Brooklyn-based trio Chairlift already have the advantage - if you can call it that - of gaining airplay over here in the UK via the medium of a television commercial. Anyone who has seen the most recent Apple iPod Nano advertisement by now will be aware of the kooky girl singing "I tried to do handstands for you." over a bassline that is eerily reminiscent of The Cure's 'Close To Me' several times over. The song in question is 'Bruises', the fourth track on 'Does You Inspire You' but by no means the standout, or indeed most accessible moment on the record either for that matter.
It's always a tricky entry point for a little known act; remember Stiltskin or Aqualung anyone? Exactly.
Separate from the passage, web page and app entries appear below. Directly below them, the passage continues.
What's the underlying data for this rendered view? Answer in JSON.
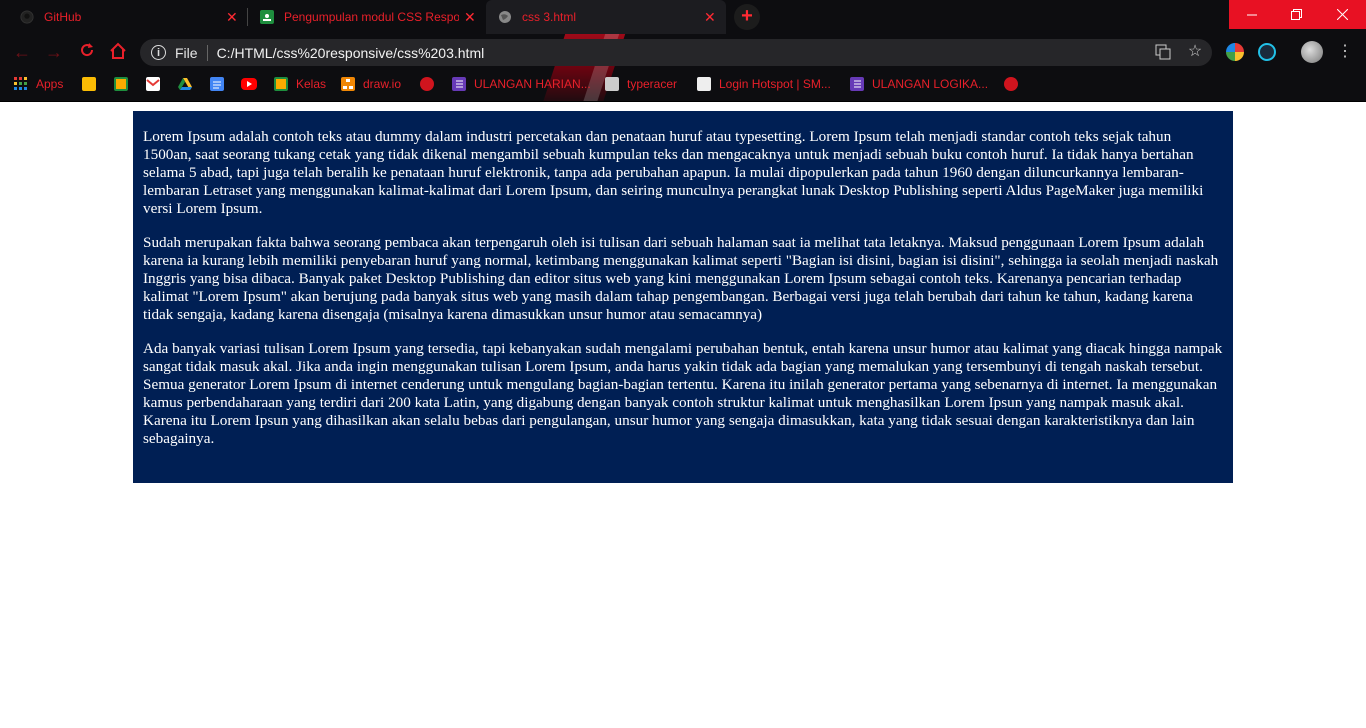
{
  "browser": {
    "tabs": [
      {
        "title": "GitHub",
        "favicon": "github-icon",
        "active": false
      },
      {
        "title": "Pengumpulan modul CSS Respon",
        "favicon": "google-classroom-icon",
        "active": false
      },
      {
        "title": "css 3.html",
        "favicon": "globe-icon",
        "active": true
      }
    ],
    "address": {
      "scheme": "File",
      "url": "C:/HTML/css%20responsive/css%203.html"
    },
    "bookmarks": [
      {
        "label": "Apps",
        "icon": "apps-grid-icon"
      },
      {
        "label": "",
        "icon": "google-keep-icon"
      },
      {
        "label": "",
        "icon": "google-classroom-icon"
      },
      {
        "label": "",
        "icon": "gmail-icon"
      },
      {
        "label": "",
        "icon": "google-drive-icon"
      },
      {
        "label": "",
        "icon": "google-docs-icon"
      },
      {
        "label": "",
        "icon": "youtube-icon"
      },
      {
        "label": "Kelas",
        "icon": "google-classroom-icon"
      },
      {
        "label": "draw.io",
        "icon": "drawio-icon"
      },
      {
        "label": "",
        "icon": "globe-icon"
      },
      {
        "label": "ULANGAN HARIAN...",
        "icon": "google-forms-icon"
      },
      {
        "label": "typeracer",
        "icon": "typeracer-icon"
      },
      {
        "label": "Login Hotspot | SM...",
        "icon": "hotspot-icon"
      },
      {
        "label": "ULANGAN LOGIKA...",
        "icon": "google-forms-icon"
      },
      {
        "label": "",
        "icon": "globe-icon"
      }
    ],
    "colors": {
      "accent": "#e8202a",
      "chrome": "#0d0d10",
      "close": "#e81123"
    }
  },
  "page": {
    "background": "#001f54",
    "paragraphs": [
      "Lorem Ipsum adalah contoh teks atau dummy dalam industri percetakan dan penataan huruf atau typesetting. Lorem Ipsum telah menjadi standar contoh teks sejak tahun 1500an, saat seorang tukang cetak yang tidak dikenal mengambil sebuah kumpulan teks dan mengacaknya untuk menjadi sebuah buku contoh huruf. Ia tidak hanya bertahan selama 5 abad, tapi juga telah beralih ke penataan huruf elektronik, tanpa ada perubahan apapun. Ia mulai dipopulerkan pada tahun 1960 dengan diluncurkannya lembaran-lembaran Letraset yang menggunakan kalimat-kalimat dari Lorem Ipsum, dan seiring munculnya perangkat lunak Desktop Publishing seperti Aldus PageMaker juga memiliki versi Lorem Ipsum.",
      "Sudah merupakan fakta bahwa seorang pembaca akan terpengaruh oleh isi tulisan dari sebuah halaman saat ia melihat tata letaknya. Maksud penggunaan Lorem Ipsum adalah karena ia kurang lebih memiliki penyebaran huruf yang normal, ketimbang menggunakan kalimat seperti \"Bagian isi disini, bagian isi disini\", sehingga ia seolah menjadi naskah Inggris yang bisa dibaca. Banyak paket Desktop Publishing dan editor situs web yang kini menggunakan Lorem Ipsum sebagai contoh teks. Karenanya pencarian terhadap kalimat \"Lorem Ipsum\" akan berujung pada banyak situs web yang masih dalam tahap pengembangan. Berbagai versi juga telah berubah dari tahun ke tahun, kadang karena tidak sengaja, kadang karena disengaja (misalnya karena dimasukkan unsur humor atau semacamnya)",
      "Ada banyak variasi tulisan Lorem Ipsum yang tersedia, tapi kebanyakan sudah mengalami perubahan bentuk, entah karena unsur humor atau kalimat yang diacak hingga nampak sangat tidak masuk akal. Jika anda ingin menggunakan tulisan Lorem Ipsum, anda harus yakin tidak ada bagian yang memalukan yang tersembunyi di tengah naskah tersebut. Semua generator Lorem Ipsum di internet cenderung untuk mengulang bagian-bagian tertentu. Karena itu inilah generator pertama yang sebenarnya di internet. Ia menggunakan kamus perbendaharaan yang terdiri dari 200 kata Latin, yang digabung dengan banyak contoh struktur kalimat untuk menghasilkan Lorem Ipsun yang nampak masuk akal. Karena itu Lorem Ipsun yang dihasilkan akan selalu bebas dari pengulangan, unsur humor yang sengaja dimasukkan, kata yang tidak sesuai dengan karakteristiknya dan lain sebagainya."
    ]
  }
}
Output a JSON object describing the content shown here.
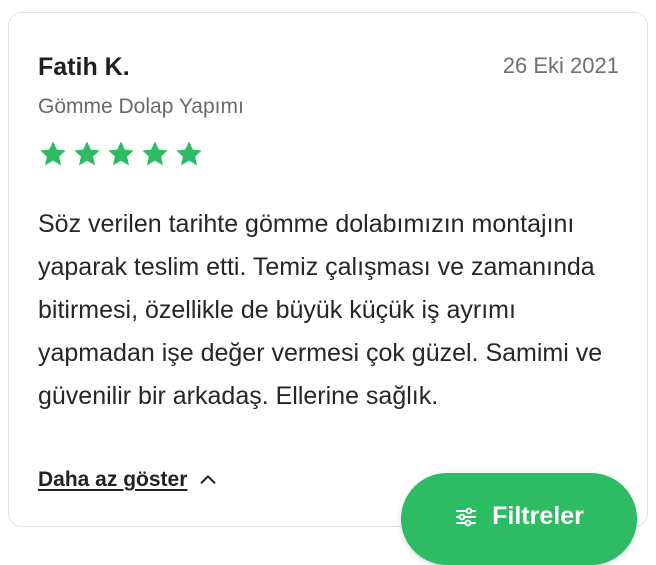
{
  "review": {
    "reviewer_name": "Fatih K.",
    "date": "26 Eki 2021",
    "service": "Gömme Dolap Yapımı",
    "rating": 5,
    "rating_max": 5,
    "text": "Söz verilen tarihte gömme dolabımızın montajını yaparak teslim etti. Temiz çalışması ve zamanında bitirmesi, özellikle de büyük küçük iş ayrımı yapmadan işe değer vermesi çok güzel. Samimi ve güvenilir bir arkadaş. Ellerine sağlık.",
    "toggle_label": "Daha az göster",
    "toggle_icon": "chevron-up-icon"
  },
  "filters_button": {
    "label": "Filtreler",
    "icon": "sliders-icon"
  },
  "colors": {
    "star": "#2dbb64",
    "button": "#2dbb64"
  }
}
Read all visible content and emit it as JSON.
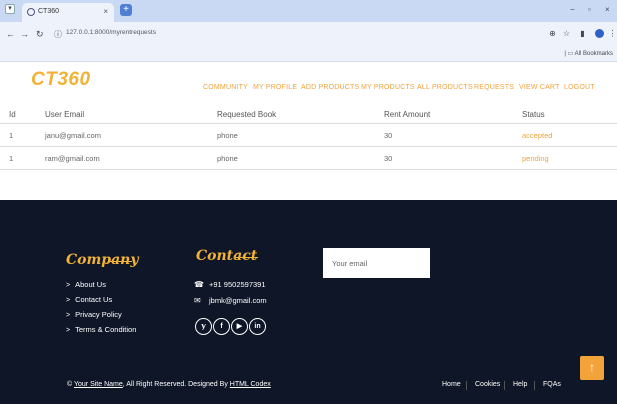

What sets Chairlift apart from any number of their peers fortunate enough to have had a helping hand via the marketing moguls at Channel 5 is that they actually possess a songbook's worth of tunes here that not only sound distinctive, but at times radiate an utterly compelling presence, mostly courtesy of Caroline Polachek's extraordinary vocal performance.
Musically, reference points are fairly obvious. The Cure's mid-eighties pop phase we've already mentioned, and from that same era Chairlift could easily be described as containing equal parts The Blue Nile, Will Powers and T'Pau, cruel as that may seem. What makes them work on pretty much every level, and certainly more so than the aforementioned three are Polachek's incendiary way around a sentence, switching almost effortlessly between Kate Bush whimsy to Donna Summer impresarios, occasionally bringing the odd Bjork-ism for comfort.
Indeed, its this point where Chairlift can be at their most irritating too, not least when Aaron Pfenning tries to get in on the act with the odd nonsensical quip mid-song that makes him sound like the Sugarcubes' Einar Orn to Ms Polachek's Gudmundsdottir out-take.
Songwise, 'Planet Health' reads like a Dr Miriam Stoppard list of things you shouldn't do, tongue-in-cheek of course even down to the sex-is-bad-for-you, honest "we made love through each other's eyes" line. 'Earwig Town' meanwhile could be Clint Eastwood's first spaghetti western cameo soundtrack updated for the Barack Obama generation while 'Evident Utensil' rips through text message and email centric laziness, proclaiming the importance of the written word courtesy of Polachek's most evidently striking vocal on the album.
Elsewhere, 'Don't Give A Damn' sees the band switch tack altogether by following an acoustic country road through Emmylou Harris' back yard, while 'Ceiling Wax' could be the post-(new)rave comedown to fellow New Yorkers MGMT's symphonies of ecstasy.
All in all, Chairlift have created an impressive record that showcases their wide range of talents and influences with some aplomb. Keep the vocal duties strictly with Ms Polachek next time around and they've every chance of the follow-up being a genuine classic. Impressive stuff.